[Opening Provided records section]

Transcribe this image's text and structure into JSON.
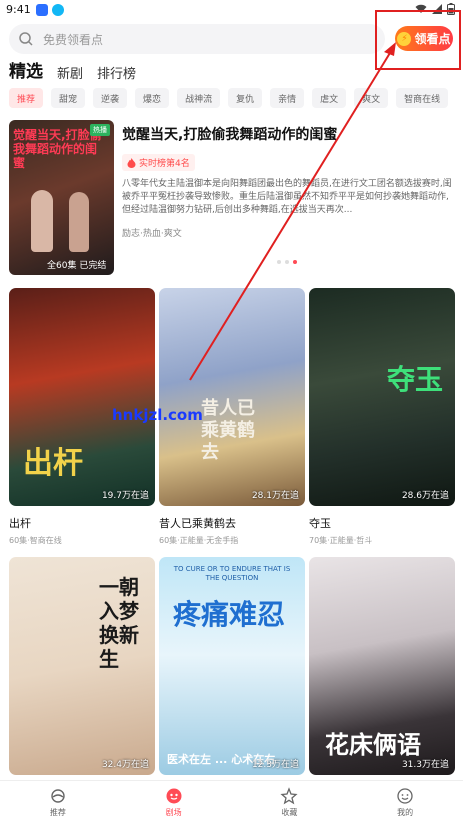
{
  "status_bar": {
    "time": "9:41"
  },
  "search": {
    "placeholder": "免费领看点"
  },
  "cta": {
    "label": "领看点",
    "coin_glyph": "⚡"
  },
  "tabs": [
    {
      "label": "精选",
      "active": true
    },
    {
      "label": "新剧",
      "active": false
    },
    {
      "label": "排行榜",
      "active": false
    }
  ],
  "chips": [
    "推荐",
    "甜宠",
    "逆袭",
    "爆恋",
    "战神流",
    "复仇",
    "亲情",
    "虐文",
    "爽文",
    "智商在线"
  ],
  "featured": {
    "poster_title": "觉醒当天,打脸偷我舞蹈动作的闺蜜",
    "poster_tag": "热播",
    "episodes_label": "全60集 已完结",
    "title": "觉醒当天,打脸偷我舞蹈动作的闺蜜",
    "badge": "实时榜第4名",
    "description": "八零年代女主陆温御本是向阳舞蹈团最出色的舞蹈员,在进行文工团名额选拔赛时,闺被乔平平冤枉抄袭导致惨败。重生后陆温御虽然不知乔平平是如何抄袭她舞蹈动作,但经过陆温御努力钻研,后创出多种舞蹈,在选拔当天再次...",
    "tags": "励志·热血·爽文"
  },
  "cards": [
    {
      "title": "出杆",
      "meta": "60集·智商在线",
      "count": "19.7万在追",
      "poster_word": "出杆"
    },
    {
      "title": "昔人已乘黄鹤去",
      "meta": "60集·正能量·无金手指",
      "count": "28.1万在追",
      "poster_word": "昔人已乘黄鹤去"
    },
    {
      "title": "夺玉",
      "meta": "70集·正能量·哲斗",
      "count": "28.6万在追",
      "poster_word": "夺玉"
    },
    {
      "title": "",
      "meta": "",
      "count": "32.4万在追",
      "poster_word": "一朝入梦换新生"
    },
    {
      "title": "",
      "meta": "",
      "count": "12.3万在追",
      "poster_word": "疼痛难忍",
      "poster_sub": "TO CURE OR TO ENDURE THAT IS THE QUESTION",
      "poster_names": "医术在左 ... 心术在右"
    },
    {
      "title": "",
      "meta": "",
      "count": "31.3万在追",
      "poster_word": "花床俩语"
    }
  ],
  "watermark": "hnkjzl.com",
  "bottom_nav": [
    {
      "label": "推荐",
      "icon": "recommend-icon",
      "active": false
    },
    {
      "label": "剧场",
      "icon": "theater-icon",
      "active": true
    },
    {
      "label": "收藏",
      "icon": "star-icon",
      "active": false
    },
    {
      "label": "我的",
      "icon": "profile-icon",
      "active": false
    }
  ]
}
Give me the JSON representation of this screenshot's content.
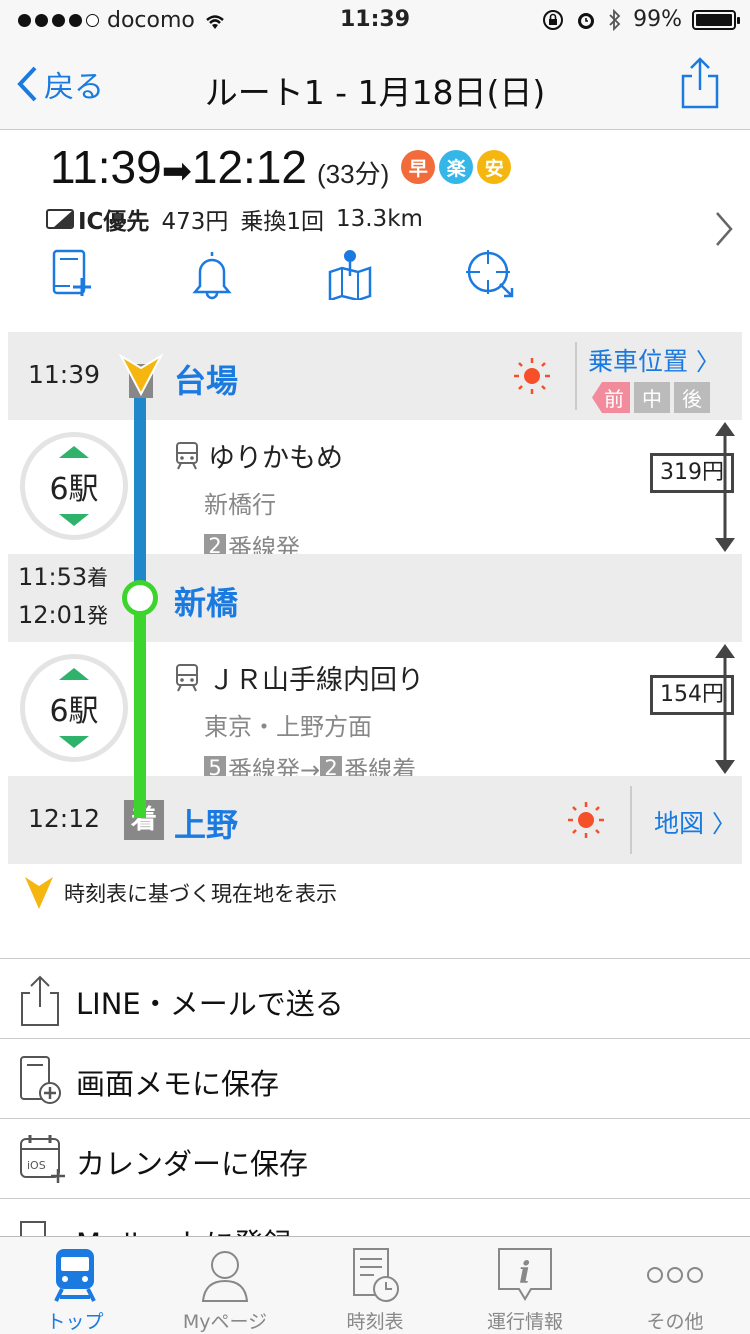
{
  "status": {
    "carrier": "docomo",
    "time": "11:39",
    "battery": "99%"
  },
  "nav": {
    "back": "戻る",
    "title": "ルート1 - 1月18日(日)"
  },
  "summary": {
    "depart": "11:39",
    "arrive": "12:12",
    "duration": "(33分)",
    "badges": [
      {
        "label": "早",
        "color": "#f26b3a"
      },
      {
        "label": "楽",
        "color": "#35b6e8"
      },
      {
        "label": "安",
        "color": "#f5b70f"
      }
    ],
    "ic_label": "IC優先",
    "fare": "473円",
    "transfer": "乗換1回",
    "distance": "13.3km"
  },
  "route": {
    "origin": {
      "time": "11:39",
      "name": "台場",
      "board_label": "乗車位置",
      "pos": [
        "前",
        "中",
        "後"
      ]
    },
    "seg1": {
      "count": "6駅",
      "line": "ゆりかもめ",
      "dest": "新橋行",
      "platform_num": "2",
      "platform_text": "番線発",
      "fare": "319円",
      "color": "#1e88c9"
    },
    "transfer": {
      "arr": "11:53",
      "arr_label": "着",
      "dep": "12:01",
      "dep_label": "発",
      "name": "新橋"
    },
    "seg2": {
      "count": "6駅",
      "line": "ＪＲ山手線内回り",
      "dest": "東京・上野方面",
      "platform_from": "5",
      "platform_from_text": "番線発→",
      "platform_to": "2",
      "platform_to_text": "番線着",
      "fare": "154円",
      "color": "#3ed42e"
    },
    "dest": {
      "time": "12:12",
      "mark": "着",
      "name": "上野",
      "map_label": "地図"
    }
  },
  "note": "時刻表に基づく現在地を表示",
  "menu": [
    {
      "label": "LINE・メールで送る",
      "icon": "share-icon"
    },
    {
      "label": "画面メモに保存",
      "icon": "memo-add-icon"
    },
    {
      "label": "カレンダーに保存",
      "icon": "calendar-add-icon"
    },
    {
      "label": "Myルートに登録",
      "icon": "checkbox-icon"
    }
  ],
  "tabs": [
    {
      "label": "トップ",
      "icon": "train-icon",
      "active": true
    },
    {
      "label": "Myページ",
      "icon": "person-icon",
      "active": false
    },
    {
      "label": "時刻表",
      "icon": "timetable-icon",
      "active": false
    },
    {
      "label": "運行情報",
      "icon": "info-icon",
      "active": false
    },
    {
      "label": "その他",
      "icon": "more-icon",
      "active": false
    }
  ],
  "colors": {
    "accent": "#1a7ae0",
    "orange": "#f26b3a",
    "yellow": "#f5b70f"
  }
}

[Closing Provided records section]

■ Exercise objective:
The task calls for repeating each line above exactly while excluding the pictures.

■ Answer section:
Transcribe this image's text and structure into JSON.
{
  "status_bar": {
    "time": "9:41"
  },
  "search": {
    "placeholder": "免费领看点"
  },
  "cta": {
    "label": "领看点",
    "coin_glyph": "⚡"
  },
  "tabs": [
    {
      "label": "精选",
      "active": true
    },
    {
      "label": "新剧",
      "active": false
    },
    {
      "label": "排行榜",
      "active": false
    }
  ],
  "chips": [
    "推荐",
    "甜宠",
    "逆袭",
    "爆恋",
    "战神流",
    "复仇",
    "亲情",
    "虐文",
    "爽文",
    "智商在线"
  ],
  "featured": {
    "poster_title": "觉醒当天,打脸偷我舞蹈动作的闺蜜",
    "poster_tag": "热播",
    "episodes_label": "全60集 已完结",
    "title": "觉醒当天,打脸偷我舞蹈动作的闺蜜",
    "badge": "实时榜第4名",
    "description": "八零年代女主陆温御本是向阳舞蹈团最出色的舞蹈员,在进行文工团名额选拔赛时,闺被乔平平冤枉抄袭导致惨败。重生后陆温御虽然不知乔平平是如何抄袭她舞蹈动作,但经过陆温御努力钻研,后创出多种舞蹈,在选拔当天再次...",
    "tags": "励志·热血·爽文"
  },
  "cards": [
    {
      "title": "出杆",
      "meta": "60集·智商在线",
      "count": "19.7万在追",
      "poster_word": "出杆"
    },
    {
      "title": "昔人已乘黄鹤去",
      "meta": "60集·正能量·无金手指",
      "count": "28.1万在追",
      "poster_word": "昔人已乘黄鹤去"
    },
    {
      "title": "夺玉",
      "meta": "70集·正能量·哲斗",
      "count": "28.6万在追",
      "poster_word": "夺玉"
    },
    {
      "title": "",
      "meta": "",
      "count": "32.4万在追",
      "poster_word": "一朝入梦换新生"
    },
    {
      "title": "",
      "meta": "",
      "count": "12.3万在追",
      "poster_word": "疼痛难忍",
      "poster_sub": "TO CURE OR TO ENDURE THAT IS THE QUESTION",
      "poster_names": "医术在左 ... 心术在右"
    },
    {
      "title": "",
      "meta": "",
      "count": "31.3万在追",
      "poster_word": "花床俩语"
    }
  ],
  "watermark": "hnkjzl.com",
  "bottom_nav": [
    {
      "label": "推荐",
      "icon": "recommend-icon",
      "active": false
    },
    {
      "label": "剧场",
      "icon": "theater-icon",
      "active": true
    },
    {
      "label": "收藏",
      "icon": "star-icon",
      "active": false
    },
    {
      "label": "我的",
      "icon": "profile-icon",
      "active": false
    }
  ]
}
Give me the JSON representation of this screenshot's content.
{
  "status": {
    "carrier": "docomo",
    "time": "11:39",
    "battery": "99%"
  },
  "nav": {
    "back": "戻る",
    "title": "ルート1 - 1月18日(日)"
  },
  "summary": {
    "depart": "11:39",
    "arrive": "12:12",
    "duration": "(33分)",
    "badges": [
      {
        "label": "早",
        "color": "#f26b3a"
      },
      {
        "label": "楽",
        "color": "#35b6e8"
      },
      {
        "label": "安",
        "color": "#f5b70f"
      }
    ],
    "ic_label": "IC優先",
    "fare": "473円",
    "transfer": "乗換1回",
    "distance": "13.3km"
  },
  "route": {
    "origin": {
      "time": "11:39",
      "name": "台場",
      "board_label": "乗車位置",
      "pos": [
        "前",
        "中",
        "後"
      ]
    },
    "seg1": {
      "count": "6駅",
      "line": "ゆりかもめ",
      "dest": "新橋行",
      "platform_num": "2",
      "platform_text": "番線発",
      "fare": "319円",
      "color": "#1e88c9"
    },
    "transfer": {
      "arr": "11:53",
      "arr_label": "着",
      "dep": "12:01",
      "dep_label": "発",
      "name": "新橋"
    },
    "seg2": {
      "count": "6駅",
      "line": "ＪＲ山手線内回り",
      "dest": "東京・上野方面",
      "platform_from": "5",
      "platform_from_text": "番線発→",
      "platform_to": "2",
      "platform_to_text": "番線着",
      "fare": "154円",
      "color": "#3ed42e"
    },
    "dest": {
      "time": "12:12",
      "mark": "着",
      "name": "上野",
      "map_label": "地図"
    }
  },
  "note": "時刻表に基づく現在地を表示",
  "menu": [
    {
      "label": "LINE・メールで送る",
      "icon": "share-icon"
    },
    {
      "label": "画面メモに保存",
      "icon": "memo-add-icon"
    },
    {
      "label": "カレンダーに保存",
      "icon": "calendar-add-icon"
    },
    {
      "label": "Myルートに登録",
      "icon": "checkbox-icon"
    }
  ],
  "tabs": [
    {
      "label": "トップ",
      "icon": "train-icon",
      "active": true
    },
    {
      "label": "Myページ",
      "icon": "person-icon",
      "active": false
    },
    {
      "label": "時刻表",
      "icon": "timetable-icon",
      "active": false
    },
    {
      "label": "運行情報",
      "icon": "info-icon",
      "active": false
    },
    {
      "label": "その他",
      "icon": "more-icon",
      "active": false
    }
  ],
  "colors": {
    "accent": "#1a7ae0",
    "orange": "#f26b3a",
    "yellow": "#f5b70f"
  }
}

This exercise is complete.